From the records below, copy each line in which the string "photo" occurs.

[[ Available data open ]]

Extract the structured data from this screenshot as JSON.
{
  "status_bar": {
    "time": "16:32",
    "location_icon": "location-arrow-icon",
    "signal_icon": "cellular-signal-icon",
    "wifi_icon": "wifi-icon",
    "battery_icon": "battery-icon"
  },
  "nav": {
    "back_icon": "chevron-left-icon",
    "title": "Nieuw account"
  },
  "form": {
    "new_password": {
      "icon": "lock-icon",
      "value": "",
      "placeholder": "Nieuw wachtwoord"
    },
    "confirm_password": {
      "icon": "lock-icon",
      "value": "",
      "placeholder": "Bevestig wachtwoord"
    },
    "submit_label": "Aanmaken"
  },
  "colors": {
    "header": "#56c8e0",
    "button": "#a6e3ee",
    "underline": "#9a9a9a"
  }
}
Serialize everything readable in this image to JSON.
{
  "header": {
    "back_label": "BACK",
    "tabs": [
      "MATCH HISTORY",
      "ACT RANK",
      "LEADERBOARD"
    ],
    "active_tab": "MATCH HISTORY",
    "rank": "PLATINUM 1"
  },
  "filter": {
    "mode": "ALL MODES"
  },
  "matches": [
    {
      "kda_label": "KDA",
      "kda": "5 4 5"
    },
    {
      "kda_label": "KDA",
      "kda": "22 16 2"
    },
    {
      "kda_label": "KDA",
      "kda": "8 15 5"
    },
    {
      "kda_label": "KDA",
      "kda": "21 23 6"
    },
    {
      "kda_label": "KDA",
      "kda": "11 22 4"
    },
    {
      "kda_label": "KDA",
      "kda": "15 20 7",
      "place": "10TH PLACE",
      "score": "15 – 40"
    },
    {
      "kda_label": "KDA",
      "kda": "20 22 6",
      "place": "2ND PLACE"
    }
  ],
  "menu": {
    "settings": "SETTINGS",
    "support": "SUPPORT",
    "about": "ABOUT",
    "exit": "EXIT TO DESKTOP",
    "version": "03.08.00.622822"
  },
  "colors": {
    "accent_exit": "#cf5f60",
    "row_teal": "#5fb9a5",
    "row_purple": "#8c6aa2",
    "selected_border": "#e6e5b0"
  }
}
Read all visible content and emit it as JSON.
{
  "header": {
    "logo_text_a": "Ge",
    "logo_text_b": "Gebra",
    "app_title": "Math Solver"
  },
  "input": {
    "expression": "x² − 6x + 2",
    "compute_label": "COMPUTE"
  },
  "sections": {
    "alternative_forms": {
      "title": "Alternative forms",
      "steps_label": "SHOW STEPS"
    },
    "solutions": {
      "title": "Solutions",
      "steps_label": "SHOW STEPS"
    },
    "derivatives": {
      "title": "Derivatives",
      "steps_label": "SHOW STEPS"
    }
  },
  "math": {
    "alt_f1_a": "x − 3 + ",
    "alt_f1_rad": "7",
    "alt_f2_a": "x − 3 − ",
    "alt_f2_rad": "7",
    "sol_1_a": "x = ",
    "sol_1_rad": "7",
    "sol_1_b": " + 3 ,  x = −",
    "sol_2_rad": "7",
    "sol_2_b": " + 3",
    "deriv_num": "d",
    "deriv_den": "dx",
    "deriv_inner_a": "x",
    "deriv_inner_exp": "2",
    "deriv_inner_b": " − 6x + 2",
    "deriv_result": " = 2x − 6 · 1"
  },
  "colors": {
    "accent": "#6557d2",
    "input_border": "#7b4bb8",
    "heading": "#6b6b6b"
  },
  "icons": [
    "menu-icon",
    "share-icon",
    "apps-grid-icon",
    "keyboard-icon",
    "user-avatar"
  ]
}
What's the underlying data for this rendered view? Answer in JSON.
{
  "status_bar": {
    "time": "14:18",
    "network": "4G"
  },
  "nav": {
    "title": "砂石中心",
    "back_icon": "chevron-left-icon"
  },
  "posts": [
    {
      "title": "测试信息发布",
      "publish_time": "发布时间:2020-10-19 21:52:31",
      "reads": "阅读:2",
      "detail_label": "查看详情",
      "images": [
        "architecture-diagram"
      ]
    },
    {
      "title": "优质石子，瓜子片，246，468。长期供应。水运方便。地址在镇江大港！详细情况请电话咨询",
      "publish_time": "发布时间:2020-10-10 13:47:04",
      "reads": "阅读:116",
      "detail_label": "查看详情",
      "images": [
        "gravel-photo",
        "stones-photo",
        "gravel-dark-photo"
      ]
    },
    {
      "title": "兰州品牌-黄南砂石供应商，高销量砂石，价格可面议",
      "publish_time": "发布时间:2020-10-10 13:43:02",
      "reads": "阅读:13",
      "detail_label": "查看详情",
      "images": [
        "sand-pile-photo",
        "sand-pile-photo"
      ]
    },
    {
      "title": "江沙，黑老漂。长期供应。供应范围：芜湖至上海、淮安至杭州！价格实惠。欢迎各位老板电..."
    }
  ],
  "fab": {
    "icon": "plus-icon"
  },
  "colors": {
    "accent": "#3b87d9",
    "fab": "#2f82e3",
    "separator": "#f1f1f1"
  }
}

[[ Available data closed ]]

**Response:**
        "gravel-photo",
        "stones-photo",
        "gravel-dark-photo"
        "sand-pile-photo",
        "sand-pile-photo"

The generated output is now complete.